In March 2002, a new website launched that would forever change the face of the net. The idea behind the site was to create a place on the web where people could gather, meet new people, and exchange information.
Since that time, Friendster has enjoyed great success as the first social networking website, setting the stage for the subsequent launches of MySpace, Facebook, Bebo, YouTube, and a host of other networking sites.
Whereas social networking was once considered the sole domain of tech-savvy tweens and after-school teens, today we see people of all ages logging on and enjoying the benefits of keeping up with family and friends across the country and around the world.
I’m not here to knock that. I think it’s a great thing that we can all keep in touch with each other. And, it’s fun to boot.
But some are looking at these sites and wondering why they need to know that Uncle Ted likes boxer shorts over briefs, or why Susan has posted 20 unintelligible updates during her 2 hour-long trip to the mall. And I won’t even mention Facebook’s recent “25 Things” which caused some people including myself to scratch my head and say, “Uh, I really didn’t need to know that.”

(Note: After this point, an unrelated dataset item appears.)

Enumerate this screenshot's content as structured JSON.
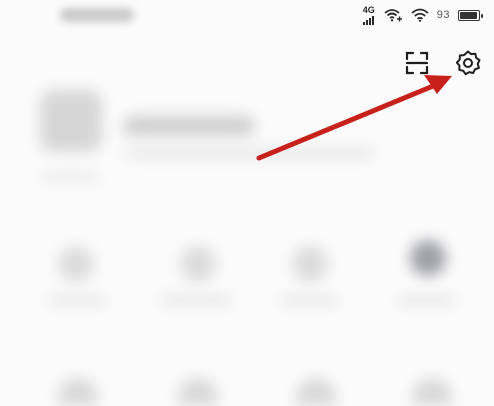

So are we starting to know just a bit too much about each other? Some are beginning to think maybe so.
Facebook: Walls of Worry
One amusing practice on Facebook that a college-aged relative of mine remarked on recently is couples who take smoochy pics of themselves in various stages of embrace. Then they proceed to post the pics on the site as a sort of “bragging rights” and to let others know how wonderful their lives are with their special someone.
And then there’s the Wall. No, not the Pink Floyd song from way back when. This Wall is where people go to chat on Facebook, to update their status, and where stuff related to what you’re doing just magically appears.
The other day I participated in a professional Facebook group discussion, and what do you know, Facebook automatically posted my participation in that group on my Wall with a date stamp.
Okay, so now the whole world knows I participated in a group discussion on such and such a date and here’s what I said in that discussion. But does anybody really care? Thus far I haven’t received any congratulatory replies on my Wall. And probably 99.9 percent of my Facebook friends have no idea what the group is about anyhow.
But even more amusing is when couples air their dirty laundry on Facebook for the entire world to see, sometimes getting into some heated Wall-to-Wall arguments. Then of course, they make up and everyone’s back to smooching and sending kisses.
MySpace: The Place for Weirdness
MySpace is even more amusing than Facebook in the sense that you don’t really “know” many of your friends personally. Some may not even be your friends at all due to all the identity issues on the site.
Don’t get me wrong, people have indeed formed real and lasting friendships on the site for sure. I know I have.
But even so, often times you see status updates from people you don’t really know about their everyday lives such as, “Mamacita keeps having to go to the bathroom, maybe she should ask her doctor about her bladder control problem.” Or, “Robert_Egg sees a new world of opportunity!” What does that mean? I don’t know.
In MySpace, people socialize not through a Wall per se, but rather through comments and blogs. So it’s funny to see people posting highly personal (sometimes unintelligible) messages to friends through their public comments such as, “Yeah man, meet at Joe’s at 6, then head out to the concert at 9 – woo hoo yeah dude’s gonna partay!”
Twitter: The Anti-Social Networking Social Networking Micro-Blog Site
Twitter is a fascinating anomaly. When I first heard of the site back in 2008, I said to myself, “Aren’t short status updates already built into MySpace and Facebook? This site is lame; it will never succeed.”
I was wrong.
Not only is the micro-blogging site Twitter a huge success for its now-famous 140-character or less status updates, it has also become the most popular anti-social networking social networking site on the net.
Twitter users don’t have to deal with the nuisance of friending and defriending. Sure, people can follow you and you can follow others; and you can remove, block, or send private messages to followers. But with only a 140-character text limit, what can really annoy you so much that you’d want to do so in the first place?
Other social networking websites including Facebook and MySpace are becoming overly app-happy, barraging the user with funky apps and granny slaps. While those apps can be fun and even addicting, it’s the ironic simplicity of Twitter that has made the site into such a success.
In other words, with Twitter, you can only learn so much about someone in 140 characters. Maybe that’s a good thing.
Has Social Networking Become Too Social?
So, has social networking become too social? Do we now know too much about our friends and family that it’s beginning to cause mass eye-rolling and uncomfortable grumbling?
The future holds two possibilities: “I’m glad I knew that about the person,” and “Ugh, I think that’s a little too much information for me.”
I’m leaning toward the latter.